HS2 will award its train contract early next year. It will require suppliers to use yet-to-be developed technologies, particularly in respect of passenger experience. This will include wayfinding and coach design to ensure a two-minute dwell time at intermediate stations.
On HS2 lines where the platform height will be 1,115mm, this, together with a deployable ‘bridge’ at each train door, will give virtually level gap-free access. Trains on conventional lines will have retractable steps.
Wide range of benefits
Although MPs voted overwhelmingly in favour of HS2 phase one, polls indicate that the line lacks public support. Many consider it to be a vanity project and offer comments such as “why spend billions to save a few minutes between London and Birmingham?” or say the money would be better spent on the existing network. This indicates that HS2’s benefits should be better promoted.
Over the past 20 years rail passenger traffic has doubled, and it seems certain to further increase. When fully complete in 2033, HS2 will provide a step change in capacity. It will connect 30 million people and eight of Britain’s 10 largest cities and call at over 25 stations.
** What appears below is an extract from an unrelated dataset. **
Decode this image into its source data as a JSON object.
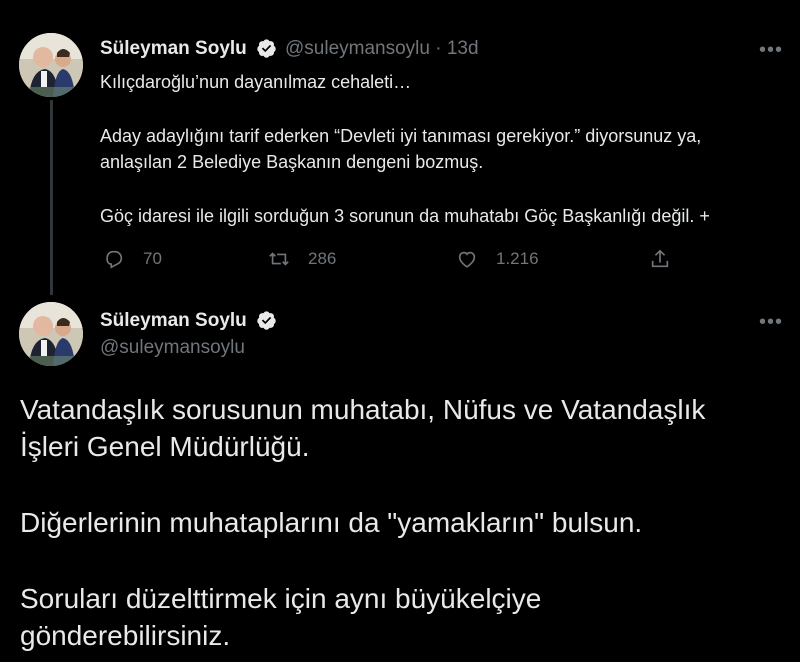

The alternative of increasing capacity by giving existing lines additional tracks would be hugely disruptive and probably cost about the same.
So HS2 phase one is not just a line to Birmingham. Once completed, only three of its 10 trains per hour from London will go to Birmingham. It is more meaningful to consider phase one as a bypass for the first 120 miles of the WCML. It will be the railway equivalent of the first section of M1 motorway, although a railway requires less land-take.
The extra capacity released will provide Euston with 11,300 peak-hour commuter seats compared with the present 6,400 seats. It will also provide more freight train paths.
After 2033, HS2 will serve Manchester and Leeds and bypass 190 miles of the WCML and 179 miles of the East Coast Main Line (ECML). Its 18 trains an hour from London will then release capacity on the WCML, ECML and Midland Main Lines.
HS2 will be a high-capacity railway as it will operate on a dedicated route with all trains having the same performance characteristics. In contrast, capacity is significantly less on a mixed-traffic railway where trains travel at different speeds.
By 2033 HS2 plans to deliver 351 miles of high-speed railway and 160 trains at a cost of £56bn. It will carry 300,000 passengers on routes to all major cities north of London. Without this boost to capacity, predictions indicate that crowding will be untenable.
The project also offers wider economic benefits. The world’s 20,000 miles of high-speed rail have been shown to accelerate the pace of economic growth.
HS2’s high cost should be subject to scrutiny. However, any evaluation must consider all its benefits and the cost of not providing the required step change in capacity.